If I were to sum up FPRI in a few sentences, I would say:
We teach teachers.
We train students.
We educate the public.
We provide the policy community with rigorous analysis and carefully thought through recommendations on the foreign policy challenges facing the United States.
Does it matter? Let me give you a few illustrations.
Last weekend, we held our 11th annual history institute for teachers on topics in American military history. Each one of these weekend conferences has been hosted by the First Division Museum in Wheaton, IL, and the director of that museum told me his hope is to host these conferences in perpetuity (presumably, so long as he is able). That’s how good they are, and the teachers’ evaluations confirm that sentiment. This particular weekend, we hosted 44 teachers from 23 states, which is the average for each conference. Our topic for this weekend was America and WWI – how and why we got into it, how we conducted our operations and postwar diplomacy, and how it impacted US foreign policy going forward.
We teach teachers.
Last week I received notice that Tina Kaidanow was named acting assistant Secretary of State for political-military affairs (having held various positions earlier, including first US Ambassador to Kosovo); before that, I learned that Eddie Fishman now serves on the policy planning staff of Secretary of State John Kerry, and for a long time now Emily Goldman has been strategic advisor to the commander of US cyber command. I mention these names because they are all former interns at FPRI, and there are many others like them. Their impact on policy is direct and immediate; our impact on them was perhaps years and years in the making.
We teach teachers.
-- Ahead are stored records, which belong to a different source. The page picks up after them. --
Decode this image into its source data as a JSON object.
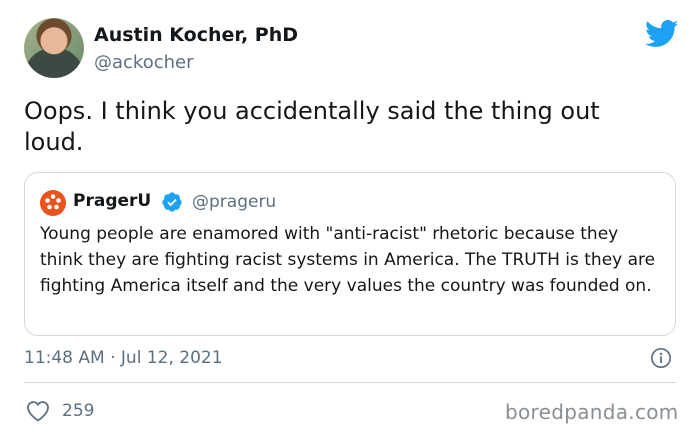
{
  "author": {
    "name": "Austin Kocher, PhD",
    "handle": "@ackocher"
  },
  "tweet": {
    "text": "Oops. I think you accidentally said the thing out loud."
  },
  "quoted_tweet": {
    "name": "PragerU",
    "handle": "@prageru",
    "text": "Young people are enamored with \"anti-racist\" rhetoric because they think they are fighting racist systems in America. The TRUTH is they are fighting America itself and the very values the country was founded on."
  },
  "meta": {
    "timestamp": "11:48 AM · Jul 12, 2021",
    "likes": "259"
  },
  "watermark": "boredpanda.com",
  "colors": {
    "twitter_blue": "#1da1f2",
    "prageru_orange": "#e8541c",
    "muted_text": "#5b7083"
  },
  "icons": {
    "logo": "twitter-bird-icon",
    "verified": "verified-badge-icon",
    "info": "info-icon",
    "like": "heart-icon"
  }
}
We train students.
This week after returning from a trip to Iraqi Kurdistan, our Robert Fox Fellow Sam Helfont briefed a group of FPRI members giving the story behind the story, and it was quite eye opening, painting a realistic rather than romantic picture of the Kurds, and thereby revealing what it will take to save Kurdistan. Both the audio and the write-up of his remarks were posted on the web and social media, as we do with all of our lectures and publications. Because of our presence on the web and in social media, we can honestly say we reach hundreds of thousands of people, spread over virtually every country in the world, nearly every day.
We teach teachers. We train students. We educate the public.
Earlier this month, another Robert Fox Fellow, Clint Watts, was asked to testify before the US Senate Committee on Homeland Security on the ramifications of the events in Paris and Brussels for the US homeland and for US citizens abroad, and to make recommendations for how best to contain these threats. Clint draws on years of experience as an FBI Special Agent on a Joint Terrorism Task Force, as Executive Officer of the Combating Terrorism Center at West Point, and on his post-FBI experience in tracking jihadis online. The Boston Globe recently described him as part of a new generation of jihadi hunters. In the months since the Paris attacks, he has been writing up a storm in various media and doing interviews with regional, national and international media while working directly with law enforcement in the United States. All this activity – and similar activity on the part of our other scholars – all shape the discourse within the policy community as to how best to advance our country’s national interest.
We teach teachers. We train students. We educate the public. We provide the policy community with rigorous analysis.
Does it matter? I think the question answers itself.